Top of SOURCE RECORDS

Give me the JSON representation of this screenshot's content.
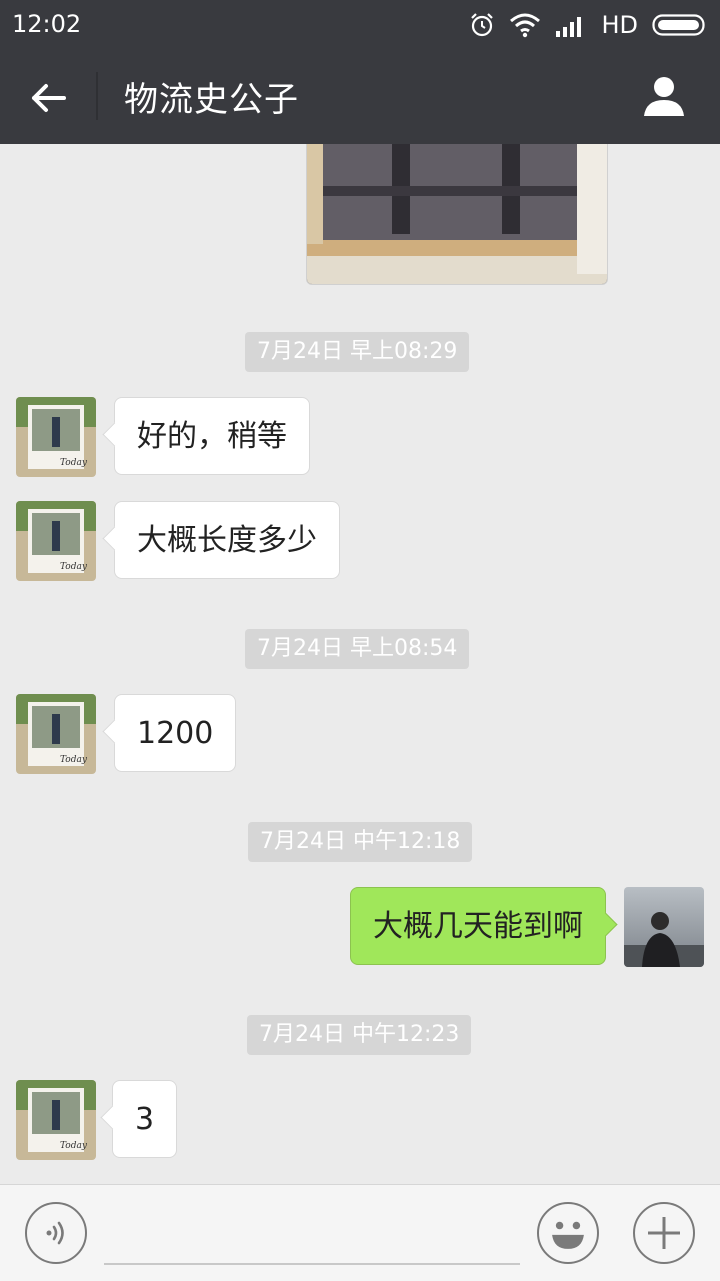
{
  "status_bar": {
    "time": "12:02",
    "network": "HD"
  },
  "header": {
    "title": "物流史公子"
  },
  "messages": [
    {
      "type": "timestamp",
      "text": "7月24日 早上08:29"
    },
    {
      "type": "incoming",
      "text": "好的，稍等"
    },
    {
      "type": "incoming",
      "text": "大概长度多少"
    },
    {
      "type": "timestamp",
      "text": "7月24日 早上08:54"
    },
    {
      "type": "incoming",
      "text": "1200"
    },
    {
      "type": "timestamp",
      "text": "7月24日 中午12:18"
    },
    {
      "type": "outgoing",
      "text": "大概几天能到啊"
    },
    {
      "type": "timestamp",
      "text": "7月24日 中午12:23"
    },
    {
      "type": "incoming",
      "text": "3"
    }
  ],
  "colors": {
    "header_bg": "#393a3f",
    "chat_bg": "#ebebeb",
    "outgoing_bubble": "#a0e75a",
    "incoming_bubble": "#ffffff"
  },
  "icons": [
    "back-arrow-icon",
    "profile-icon",
    "alarm-icon",
    "wifi-icon",
    "signal-icon",
    "battery-icon",
    "voice-icon",
    "emoji-icon",
    "plus-icon"
  ]
}
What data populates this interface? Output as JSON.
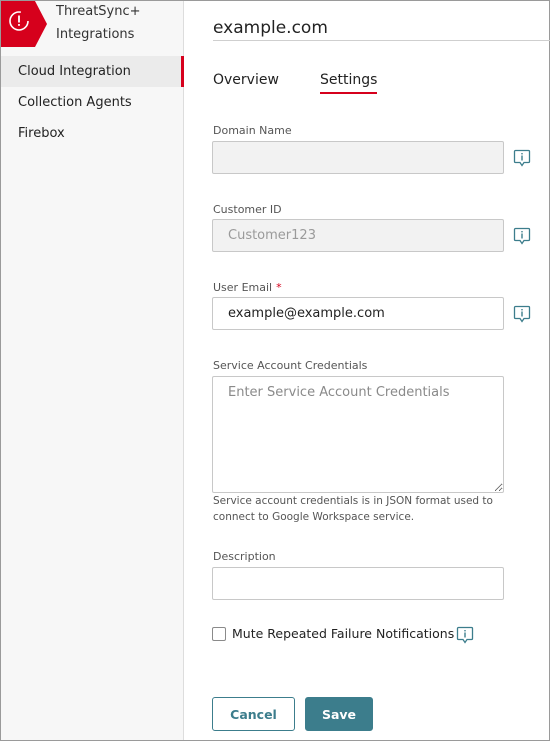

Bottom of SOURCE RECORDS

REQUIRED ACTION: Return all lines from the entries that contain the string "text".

THE ANSWER:
      "text": "7月24日 早上08:29"
      "text": "好的，稍等"
      "text": "大概长度多少"
      "text": "7月24日 早上08:54"
      "text": "1200"
      "text": "7月24日 中午12:18"
      "text": "大概几天能到啊"
      "text": "7月24日 中午12:23"
      "text": "3"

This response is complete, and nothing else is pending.